The nation's retailers, anticipating what forecasters believe will be a lackluster holiday shopping season, are launching big sales promotions earlier than ever before. But how accurate are forecasters' predictions?
A lot is riding on the accuracy of the predictions economists make about how much merchandise shoppers will scoop up between Thanksgiving and December 31: holiday sales traditionally account for up to 40 percent of a store's annual sales.
Jack Kleinhenz, chief economist for the National Retail Federation, tells ABC News that merchants rely on holiday predictions when deciding everything from how to manage inventory (how much to stock of what products) to how many extra sales people they should hire. His own prediction, he says, will be out October 4. "I'm working on it now."
How accurate are these predictions?
The business of making them has become so crowded in recent years that Joel Bines, a managing partner with consulting firm AlixPartners, calls it "a cottage industry." Over the past 10 years, he tells ABC News, a wide variety of advisory firms that benefit from publicity have realized that "making predictions is a good way to generate headlines." A cadre of service firms and suppliers, he says, now make them.
Their quality, he and other experts say, depends entirely on the assumptions on which they're based, the methodology used and the reliability of data. The results range between science and black magic.
Bines is dismissive of forecasts based on consumer surveys. "Consumers," he says, "have historically showed themselves to be not very good at telling us what they're going to do." AlixPartners' own forecast is based entirely on an analysis of historical data—20 years worth of retail sales, as compiled by the Commerce Department.
"At this point, all eyes are on the holidays," says AlixPartners' September newsletter. Referring to the welter of predictions flying around, it alludes to "all the navel-gazing and statistic-slinging that will soon start."

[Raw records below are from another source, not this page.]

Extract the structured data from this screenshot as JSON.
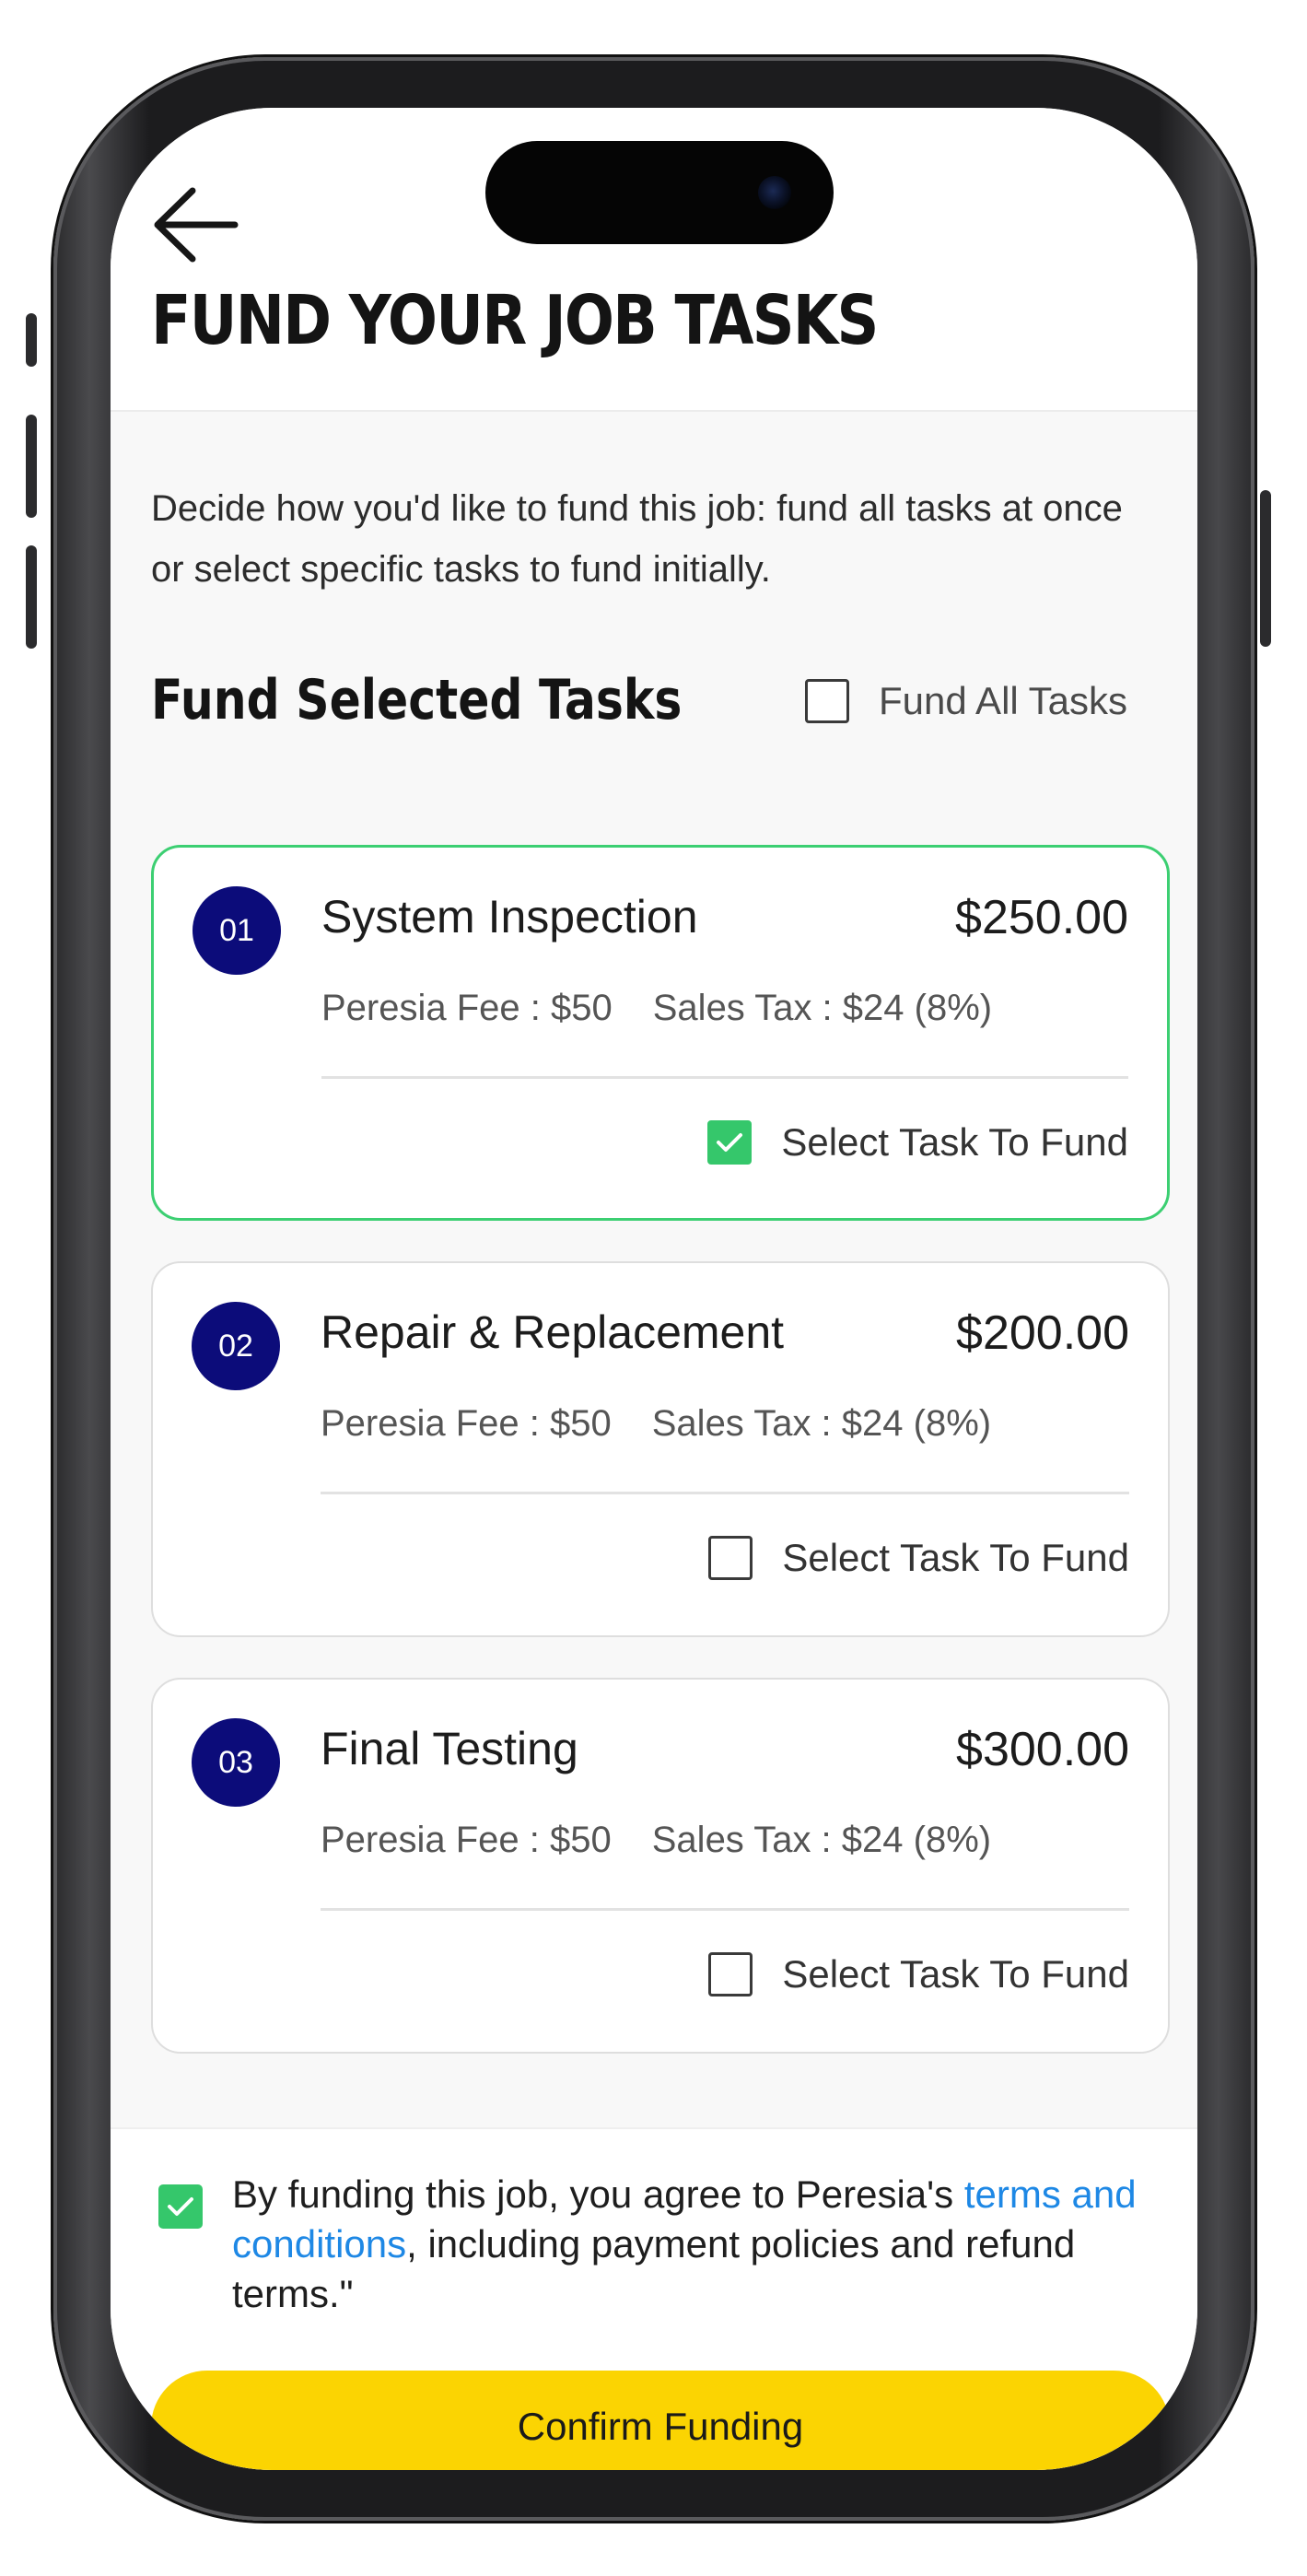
{
  "header": {
    "title": "FUND YOUR JOB TASKS",
    "back_icon": "arrow-left-icon"
  },
  "intro": "Decide how you'd like to fund this job: fund all tasks at once or select specific tasks to fund initially.",
  "section": {
    "title": "Fund Selected Tasks",
    "fund_all_label": "Fund All Tasks",
    "fund_all_checked": false
  },
  "tasks": [
    {
      "number": "01",
      "name": "System Inspection",
      "price": "$250.00",
      "fee": "Peresia Fee : $50",
      "tax": "Sales Tax : $24 (8%)",
      "select_label": "Select Task To Fund",
      "checked": true
    },
    {
      "number": "02",
      "name": "Repair & Replacement",
      "price": "$200.00",
      "fee": "Peresia Fee : $50",
      "tax": "Sales Tax : $24 (8%)",
      "select_label": "Select Task To Fund",
      "checked": false
    },
    {
      "number": "03",
      "name": "Final Testing",
      "price": "$300.00",
      "fee": "Peresia Fee : $50",
      "tax": "Sales Tax : $24 (8%)",
      "select_label": "Select Task To Fund",
      "checked": false
    }
  ],
  "footer": {
    "agree_checked": true,
    "agree_prefix": "By funding this job, you agree to Peresia's ",
    "agree_link": "terms and conditions",
    "agree_suffix": ", including payment policies and refund terms.\"",
    "confirm_label": "Confirm Funding"
  },
  "colors": {
    "accent_yellow": "#fbd402",
    "check_green": "#35c76b",
    "selected_border": "#3ccf72",
    "badge_navy": "#0c0c7a",
    "link_blue": "#1e88e5"
  }
}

Unemployment, politics, gas prices, consumer confidence—these things are interesting, it says, "but, barring a major Black Swan event like 2008, they really don't matter." Why? Because an analysis of Department of Commerce sales data going back to 1993 shows (with the exception of 2008) that by August every year enough data had been collected to predict holiday sales, "based on cumulative year-to-date performance alone." Excluding 2008, it says, retail sales since 1993 through August have consistently accounted for between 65.6 percent and 66.6 percent of annual sales.
"Based on that calculus, we are predicting that, this year, holiday retail sales will increase between 4.1 percent and 4.9 percent." His prediction last year was 3.9 percent--exceeding the actual 3 percent.